HARARE (Reuters) - The European Union is concerned that the democratic space in Zimbabwe has deteriorated since it opened talks with Harare in June for the first time since 2001 in a bid to turn the page on years of hostile relations.
An EU memo prepared for its diplomats ahead of talks in Harare on Thursday said the arrests and abductions of several political activists had “reinforced the impression that the democratic space is being curtained again”.
The memo, seen by Reuters, also said the EU was worried by Harare’s slow pace of political reforms, including the alignment of laws to the constitution that was adopted in 2013.
The EU withdrew budget support to Zimbabwe in 2002 when it imposed sanctions on the late Robert Mugabe’s government over charges of political violence, human rights abuses, vote rigging and violent seizures of white-owned farms.
The talks this week are seen as an important step towards the EU resuming direct financial aid for the economy, which is in the grip of its worst crisis in a decade and worsened by a severe drought.
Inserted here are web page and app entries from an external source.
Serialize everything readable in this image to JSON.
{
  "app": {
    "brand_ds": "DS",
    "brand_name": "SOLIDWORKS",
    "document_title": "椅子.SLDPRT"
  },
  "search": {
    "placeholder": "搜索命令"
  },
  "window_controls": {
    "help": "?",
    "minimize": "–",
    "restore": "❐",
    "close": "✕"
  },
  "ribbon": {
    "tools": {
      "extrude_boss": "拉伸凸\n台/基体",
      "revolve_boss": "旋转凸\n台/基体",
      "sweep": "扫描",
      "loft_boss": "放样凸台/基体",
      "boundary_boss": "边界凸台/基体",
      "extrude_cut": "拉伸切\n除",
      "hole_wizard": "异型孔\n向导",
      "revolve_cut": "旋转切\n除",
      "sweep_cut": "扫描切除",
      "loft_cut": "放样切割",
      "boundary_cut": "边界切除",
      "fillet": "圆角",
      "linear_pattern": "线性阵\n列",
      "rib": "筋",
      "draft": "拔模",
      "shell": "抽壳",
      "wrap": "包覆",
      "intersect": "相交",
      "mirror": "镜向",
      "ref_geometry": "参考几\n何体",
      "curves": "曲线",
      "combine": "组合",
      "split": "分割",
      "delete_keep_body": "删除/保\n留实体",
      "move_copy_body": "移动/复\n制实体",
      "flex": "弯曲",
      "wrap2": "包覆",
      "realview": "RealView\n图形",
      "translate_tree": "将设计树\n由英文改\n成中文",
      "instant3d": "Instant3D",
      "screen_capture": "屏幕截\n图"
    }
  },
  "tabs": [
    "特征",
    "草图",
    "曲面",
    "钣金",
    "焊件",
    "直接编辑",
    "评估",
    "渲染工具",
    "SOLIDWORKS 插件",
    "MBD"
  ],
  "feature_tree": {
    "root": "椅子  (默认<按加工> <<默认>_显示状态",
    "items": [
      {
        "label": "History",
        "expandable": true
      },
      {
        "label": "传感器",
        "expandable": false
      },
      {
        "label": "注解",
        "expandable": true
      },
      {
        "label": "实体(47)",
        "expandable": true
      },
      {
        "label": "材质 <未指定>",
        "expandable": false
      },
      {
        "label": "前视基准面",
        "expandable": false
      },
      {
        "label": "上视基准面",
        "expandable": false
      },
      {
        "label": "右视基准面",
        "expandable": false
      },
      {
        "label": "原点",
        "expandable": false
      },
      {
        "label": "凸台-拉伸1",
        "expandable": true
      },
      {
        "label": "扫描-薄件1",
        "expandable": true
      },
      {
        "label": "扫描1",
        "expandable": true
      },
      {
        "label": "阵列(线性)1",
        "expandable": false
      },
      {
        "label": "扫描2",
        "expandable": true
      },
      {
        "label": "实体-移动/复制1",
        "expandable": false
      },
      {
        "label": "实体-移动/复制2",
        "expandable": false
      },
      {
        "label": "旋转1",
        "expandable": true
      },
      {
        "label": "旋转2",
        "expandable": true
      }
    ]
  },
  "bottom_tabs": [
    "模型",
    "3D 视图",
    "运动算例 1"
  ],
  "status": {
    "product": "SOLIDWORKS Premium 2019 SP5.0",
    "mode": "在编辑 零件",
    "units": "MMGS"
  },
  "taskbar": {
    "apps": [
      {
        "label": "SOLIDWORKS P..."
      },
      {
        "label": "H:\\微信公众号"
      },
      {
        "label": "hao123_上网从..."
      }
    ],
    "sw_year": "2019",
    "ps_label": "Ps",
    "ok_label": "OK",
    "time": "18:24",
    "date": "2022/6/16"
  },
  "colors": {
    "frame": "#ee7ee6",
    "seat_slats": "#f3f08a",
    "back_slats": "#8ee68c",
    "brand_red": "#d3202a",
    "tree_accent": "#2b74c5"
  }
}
Timo Olkkonen, the EU’s ambassador in Harare, told acting foreign affairs minister July Moyo and his team at the start of the talks that reforms and inclusive political dialogue would also help with Zimbabwe’s economic recovery.
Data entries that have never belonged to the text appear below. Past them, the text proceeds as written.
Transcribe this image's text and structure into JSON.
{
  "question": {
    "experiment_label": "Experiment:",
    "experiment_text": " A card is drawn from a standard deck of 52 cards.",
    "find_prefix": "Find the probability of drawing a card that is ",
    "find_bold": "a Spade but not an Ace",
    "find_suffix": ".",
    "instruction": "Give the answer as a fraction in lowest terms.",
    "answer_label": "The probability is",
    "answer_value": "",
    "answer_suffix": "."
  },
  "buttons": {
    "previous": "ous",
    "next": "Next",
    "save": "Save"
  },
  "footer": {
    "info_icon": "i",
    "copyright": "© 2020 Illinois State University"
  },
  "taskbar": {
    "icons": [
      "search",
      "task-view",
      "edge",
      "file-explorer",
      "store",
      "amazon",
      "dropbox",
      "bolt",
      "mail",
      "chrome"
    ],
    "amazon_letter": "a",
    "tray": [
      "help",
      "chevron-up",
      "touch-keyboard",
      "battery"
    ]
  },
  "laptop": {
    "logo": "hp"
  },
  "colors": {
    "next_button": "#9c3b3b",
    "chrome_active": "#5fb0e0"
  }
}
“These reforms can pave the way for a further strengthened relationship between Zimbabwe and EU based on shared values, the respect of human rights and the sustainable development goals agenda,” Olkkonen said, flanked by several EU diplomats.
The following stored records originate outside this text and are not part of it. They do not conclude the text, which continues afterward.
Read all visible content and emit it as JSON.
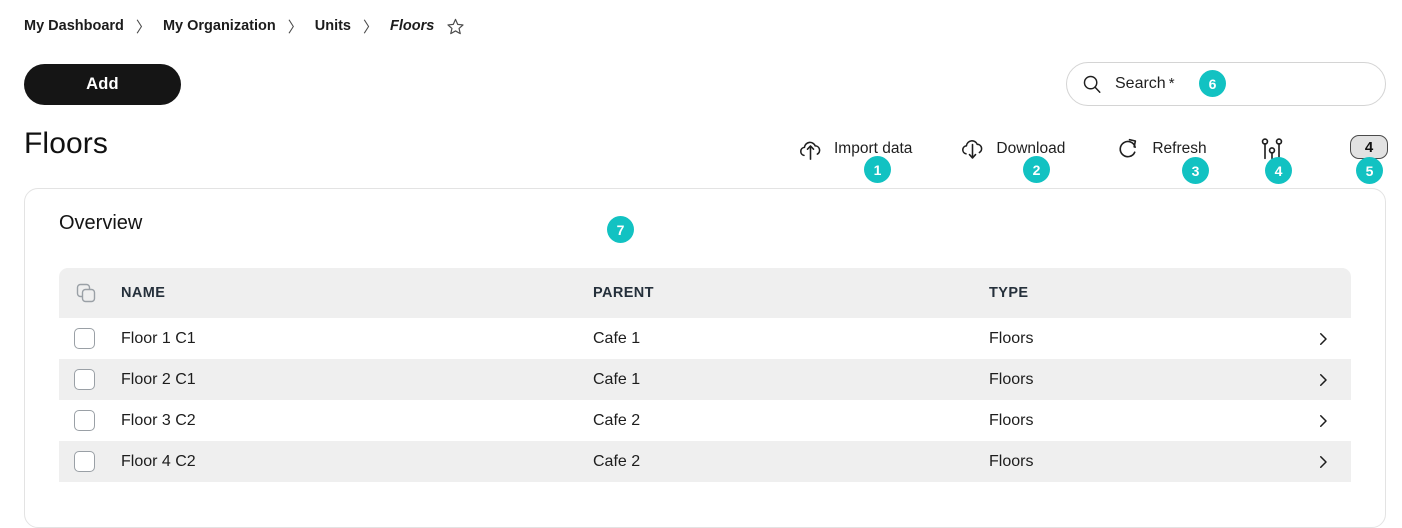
{
  "breadcrumb": {
    "separator": "〉",
    "items": [
      {
        "label": "My Dashboard",
        "current": false
      },
      {
        "label": "My Organization",
        "current": false
      },
      {
        "label": "Units",
        "current": false
      },
      {
        "label": "Floors",
        "current": true
      }
    ],
    "favorite_icon": "star-outline-icon"
  },
  "add_button": {
    "label": "Add"
  },
  "search": {
    "label": "Search",
    "required_mark": "*",
    "placeholder": "Search",
    "value": "",
    "icon": "search-icon",
    "badge": "6"
  },
  "page_title": "Floors",
  "toolbar": {
    "items": [
      {
        "label": "Import data",
        "icon": "cloud-upload-icon",
        "badge": "1"
      },
      {
        "label": "Download",
        "icon": "cloud-download-icon",
        "badge": "2"
      },
      {
        "label": "Refresh",
        "icon": "refresh-icon",
        "badge": "3"
      },
      {
        "label": "",
        "icon": "sliders-filter-icon",
        "badge": "4"
      }
    ],
    "count_pill": {
      "value": "4",
      "badge": "5"
    }
  },
  "card": {
    "overview_title": "Overview",
    "overview_badge": "7"
  },
  "table": {
    "select_all_icon": "copy-squares-icon",
    "columns": [
      "NAME",
      "PARENT",
      "TYPE"
    ],
    "row_arrow_icon": "chevron-right-icon",
    "rows": [
      {
        "name": "Floor 1 C1",
        "parent": "Cafe 1",
        "type": "Floors",
        "checked": false
      },
      {
        "name": "Floor 2 C1",
        "parent": "Cafe 1",
        "type": "Floors",
        "checked": false
      },
      {
        "name": "Floor 3 C2",
        "parent": "Cafe 2",
        "type": "Floors",
        "checked": false
      },
      {
        "name": "Floor 4 C2",
        "parent": "Cafe 2",
        "type": "Floors",
        "checked": false
      }
    ]
  },
  "colors": {
    "accent_badge": "#12c2c2",
    "button_dark": "#151515",
    "header_row": "#efefef",
    "stripe_row": "#efefef"
  }
}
Moyo said the talks would deal with all “hard issues” and were supported by President Emmerson Mnangagwa - who last month described EU and U.S. sanctions on Zimbabwe as a “cancer” sapping the economy.
With the economy afflicted by dollar shortages, fuel queues, power-cuts, and soaring prices, Mnangagwa has said restoring ties with the West and multilateral lenders like International Monetary Fund is one of his major priorities.
But, like Mugabe, he blames sanctions for the country’s economic ills and says they are designed to remove the ruling ZANU-PF party from power. Critics also say that since Mnangagwa came to power, he has cracked down on opposition parties.
This week, Zimbabwean police used batons, tear gas and water cannon to beat up and disperse supporters of the main opposition party trying to listen to a speech by their leader.
In its memo, the EU noted Zimbabwe had made progress by deciding not to enforce its empowerment law, which would have required all foreign investors to cede at least 51% of their shares in local operations to Zimbabweans.
The memo also said the interim compensation of white farmers whose land was seized by the government was a positive gesture towards re-opening export markets in the European Union.
In a budget statement last week, Finance Minister Mthuli Ncube set aside $24 million to compensate white farmers, 768 of whom had consented to the interim compensation scheme.
Reporting by MacDonald Dzirutwe; Editing by David Clarke